Through March 21, FX averaged a 1.07 household rating for first-quarter 2006, a 24% increase over the 0.9 rating garnered during the same period last year. Among its core 18-to-49 demo, the network was also up 24%, from a 0.5 rating against that group in first quarter 2005, to a 0.72 average through the aforementioned date.
The fifth season of the gritty cop series averaged a 2.3 rating (2.8 million households), down 12% from last year's 2.6 rating. The show's viewership among the 18-to-49 set also dropped to 1.8 million this season from 2 million last year.
Last season's episodes, which ran from late March to May, starred Academy Award winner Glenn Close. This year, Forrest Whitaker joined the show's cast.
But The Shield's numbers exceeded the average 2.5 million watchers it attracted during its third season, which FX president and general manager John Landgraf said showed the series still had some steam.
“We were really happy with its performance … it was the best season yet creatively, and it's remarkable that a basic-cable series performed better in its fifth season than it did in its third,” he said. “The fourth season, bolstered by Glenn Close, was substantially above the third season, so we were really happy with [this season's] performance.”
FX has commissioned 10 additional episodes of The Shield, starring Michael Chiklis, which will most likely air in January 2007. After that, the series' future is up in the air.

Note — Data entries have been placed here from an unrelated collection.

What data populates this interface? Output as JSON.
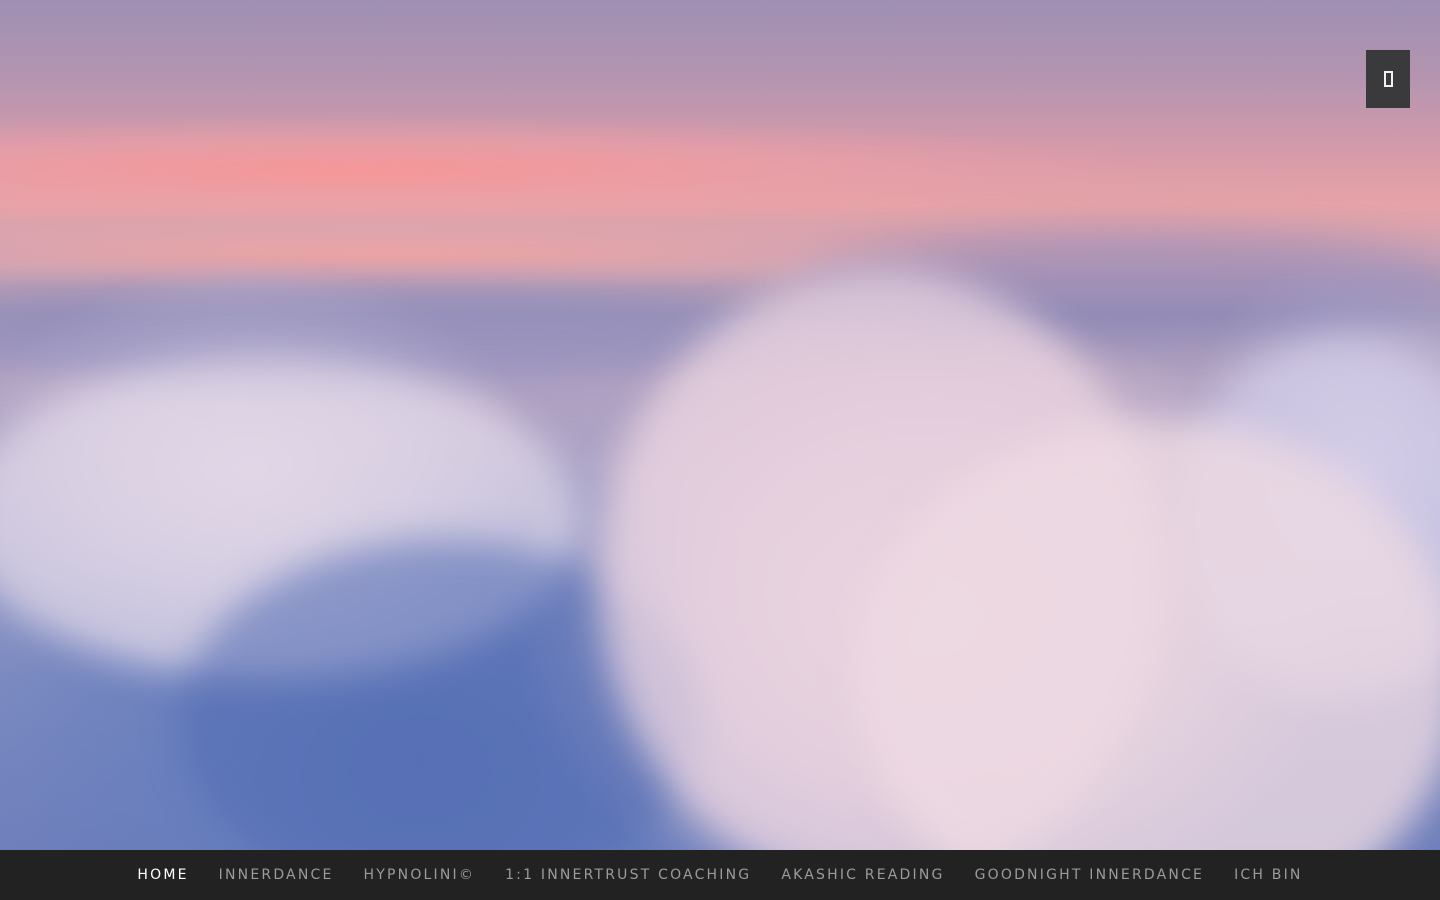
{
  "header": {
    "menu_toggle_icon": "rectangle-icon"
  },
  "nav": {
    "items": [
      {
        "label": "HOME",
        "active": true
      },
      {
        "label": "INNERDANCE",
        "active": false
      },
      {
        "label": "HYPNOLINI©",
        "active": false
      },
      {
        "label": "1:1 INNERTRUST COACHING",
        "active": false
      },
      {
        "label": "AKASHIC READING",
        "active": false
      },
      {
        "label": "GOODNIGHT INNERDANCE",
        "active": false
      },
      {
        "label": "ICH BIN",
        "active": false
      }
    ]
  },
  "colors": {
    "navbar_bg": "#222222",
    "nav_text": "#9b9b9b",
    "nav_active_text": "#ffffff",
    "toggle_bg": "#3a3a3c"
  }
}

“Whether it goes beyond that is an unanswered question,” he said.
FX's first-quarter performance was also boosted by a strong debut for its reality series Black.White, which pulled a 3.3 household rating (4.0 million total viewers) and 2.8 million adults 18 to 49 to its March 6 premiere. But viewership for subsequent episodes has fallen precipitously: the March 13 show averaged a 1.4 rating (1.7 million viewers), while last week's episode drew a 1.3 rating (1.5 million viewers).
“It was an absolutely spectacular premiere, but the numbers subsequent to the premiere are right in line with what we estimated, which in turn is right in line with what we saw with 30 Days,” he said of the life transposition reality series.

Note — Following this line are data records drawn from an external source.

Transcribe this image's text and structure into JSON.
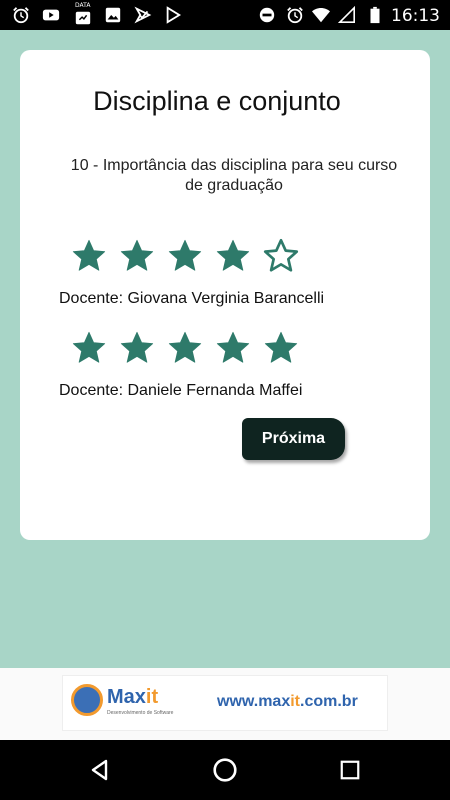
{
  "status_bar": {
    "time": "16:13",
    "left_icons": [
      "alarm-icon",
      "youtube-icon",
      "data-icon",
      "gallery-icon",
      "check-icon",
      "play-store-icon"
    ],
    "data_label": "DATA",
    "right_icons": [
      "do-not-disturb-icon",
      "alarm-icon",
      "wifi-icon",
      "signal-icon",
      "battery-icon"
    ]
  },
  "card": {
    "title": "Disciplina e conjunto",
    "question": "10 - Importância das disciplina para seu curso de graduação"
  },
  "ratings": [
    {
      "docente": "Docente: Giovana Verginia Barancelli",
      "rating": 4,
      "max": 5
    },
    {
      "docente": "Docente: Daniele Fernanda Maffei",
      "rating": 5,
      "max": 5
    }
  ],
  "next_button": {
    "label": "Próxima"
  },
  "ad": {
    "brand_main": "Max",
    "brand_accent": "it",
    "tagline": "Desenvolvimento de Software",
    "url_main": "www.max",
    "url_accent": "it",
    "url_tail": ".com.br"
  },
  "colors": {
    "background": "#a8d5c7",
    "star": "#2e7a6a",
    "button": "#0f2420"
  },
  "nav_bar": {
    "buttons": [
      "back-icon",
      "home-icon",
      "recents-icon"
    ]
  }
}
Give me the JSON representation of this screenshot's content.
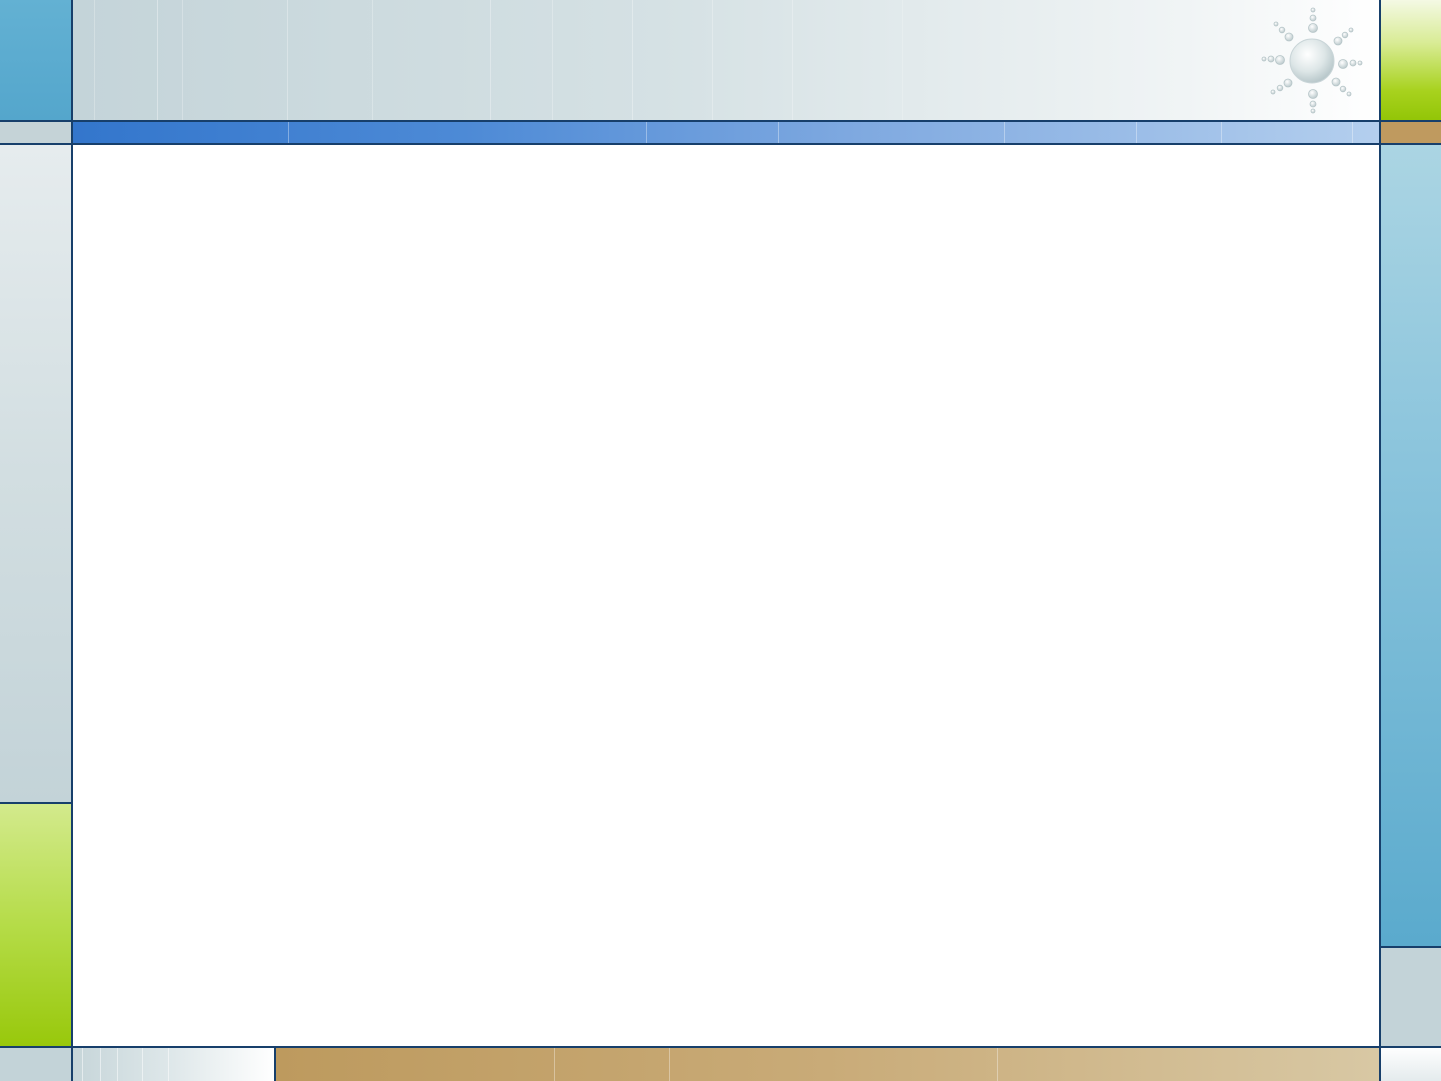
{
  "template": {
    "name": "slide-background-template",
    "colors": {
      "navy_border": "#173f6b",
      "sky_blue": "#5aaace",
      "blue_band_start": "#3478cc",
      "blue_band_end": "#b3cfee",
      "lime_top": "#eef6d2",
      "lime_bottom": "#96c808",
      "tan_start": "#bd9a5e",
      "tan_end": "#d8c8a4",
      "grey_blue": "#c3d3d8",
      "content_white": "#ffffff"
    },
    "icons": [
      "sun-bubbles-icon"
    ],
    "content_area": {
      "text": ""
    }
  }
}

Also boosting FX's ratings were strong performances from the network's acquired movie library, as well as from the off-network sitcom That '70s Show, according to Landgraf.
Next up: Thief, a six-episode ensemble show, starring Andre Braugher (Homicide: Life on the Street), which begins Tuesday (March 28). After that Landgraf said the network will air one of two dramatic pilots currently in development: Lowlife, a crime family dramedy starring Eddie Izzard; or Dirt, a tabloid newspaper-based series, starring Courtney Cox.

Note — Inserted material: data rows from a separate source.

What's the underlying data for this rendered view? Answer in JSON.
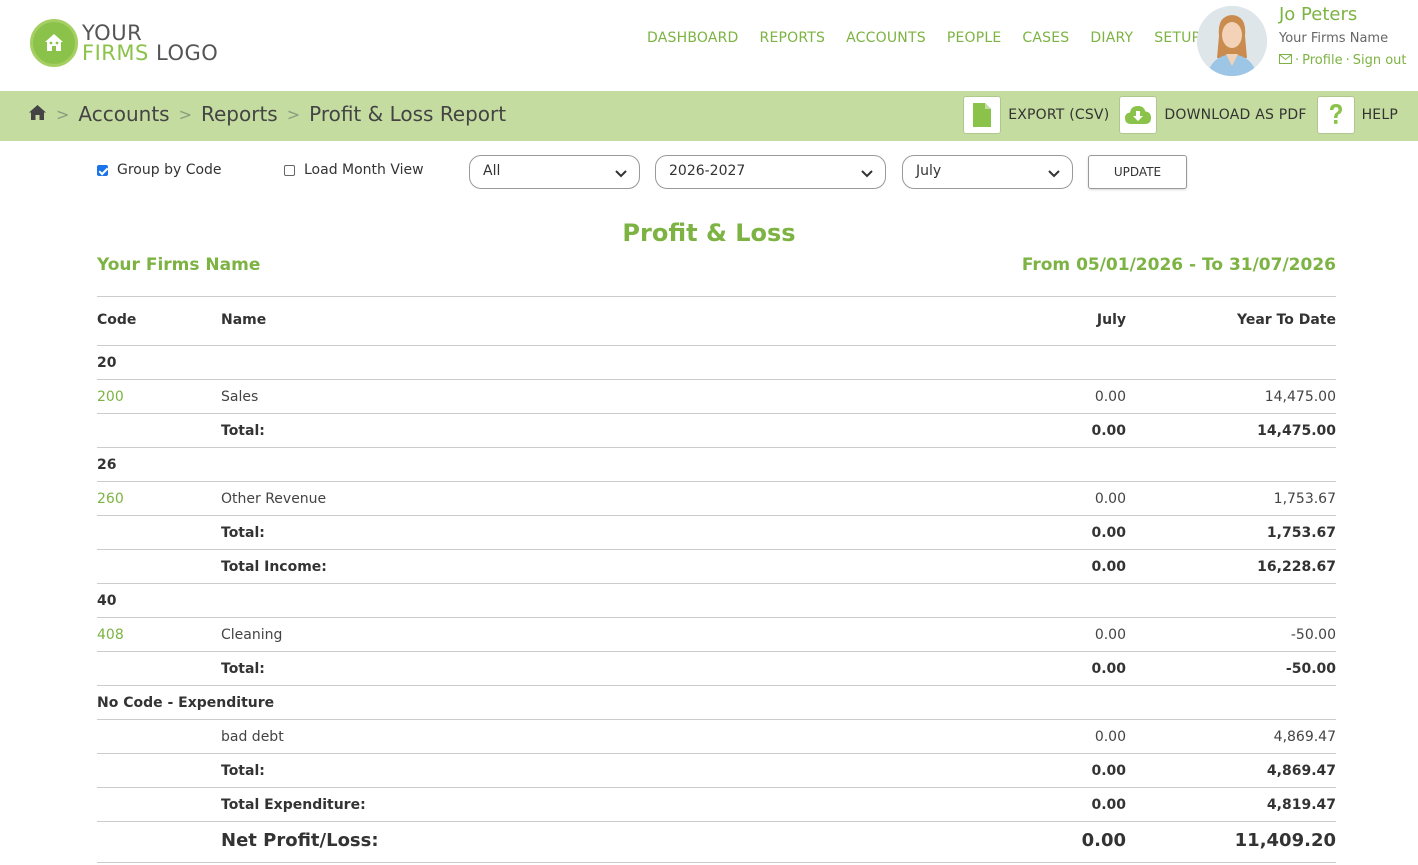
{
  "logo": {
    "line1": "YOUR",
    "line2a": "FIRMS",
    "line2b": "LOGO"
  },
  "nav": [
    "DASHBOARD",
    "REPORTS",
    "ACCOUNTS",
    "PEOPLE",
    "CASES",
    "DIARY",
    "SETUP"
  ],
  "user": {
    "name": "Jo Peters",
    "firm": "Your Firms Name",
    "profile": "Profile",
    "signout": "Sign out",
    "sep": "·"
  },
  "breadcrumb": {
    "items": [
      "Accounts",
      "Reports",
      "Profit & Loss Report"
    ],
    "sep": ">"
  },
  "actions": {
    "export": "EXPORT (CSV)",
    "pdf": "DOWNLOAD AS PDF",
    "help": "HELP"
  },
  "filters": {
    "group_by_code": "Group by Code",
    "load_month_view": "Load Month View",
    "filter_select": "All",
    "year_select": "2026-2027",
    "month_select": "July",
    "update": "UPDATE"
  },
  "report": {
    "title": "Profit & Loss",
    "firm": "Your Firms Name",
    "range": "From 05/01/2026 - To 31/07/2026",
    "headers": {
      "code": "Code",
      "name": "Name",
      "july": "July",
      "ytd": "Year To Date"
    },
    "rows": [
      {
        "code": "20",
        "name": "",
        "july": "",
        "ytd": ""
      },
      {
        "code": "200",
        "name": "Sales",
        "july": "0.00",
        "ytd": "14,475.00"
      },
      {
        "code": "",
        "name": "Total:",
        "july": "0.00",
        "ytd": "14,475.00"
      },
      {
        "code": "26",
        "name": "",
        "july": "",
        "ytd": ""
      },
      {
        "code": "260",
        "name": "Other Revenue",
        "july": "0.00",
        "ytd": "1,753.67"
      },
      {
        "code": "",
        "name": "Total:",
        "july": "0.00",
        "ytd": "1,753.67"
      },
      {
        "code": "",
        "name": "Total Income:",
        "july": "0.00",
        "ytd": "16,228.67"
      },
      {
        "code": "40",
        "name": "",
        "july": "",
        "ytd": ""
      },
      {
        "code": "408",
        "name": "Cleaning",
        "july": "0.00",
        "ytd": "-50.00"
      },
      {
        "code": "",
        "name": "Total:",
        "july": "0.00",
        "ytd": "-50.00"
      },
      {
        "code": "No Code - Expenditure",
        "name": "",
        "july": "",
        "ytd": ""
      },
      {
        "code": "",
        "name": "bad debt",
        "july": "0.00",
        "ytd": "4,869.47"
      },
      {
        "code": "",
        "name": "Total:",
        "july": "0.00",
        "ytd": "4,869.47"
      },
      {
        "code": "",
        "name": "Total Expenditure:",
        "july": "0.00",
        "ytd": "4,819.47"
      }
    ],
    "net": {
      "name": "Net Profit/Loss:",
      "july": "0.00",
      "ytd": "11,409.20"
    }
  }
}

That series will lead into FX's heavy-hitting summer lineup of returning dramas Rescue Me and Nip/Tuck, as well as sophomore comedy series It's Always Sunny In Philadelphia.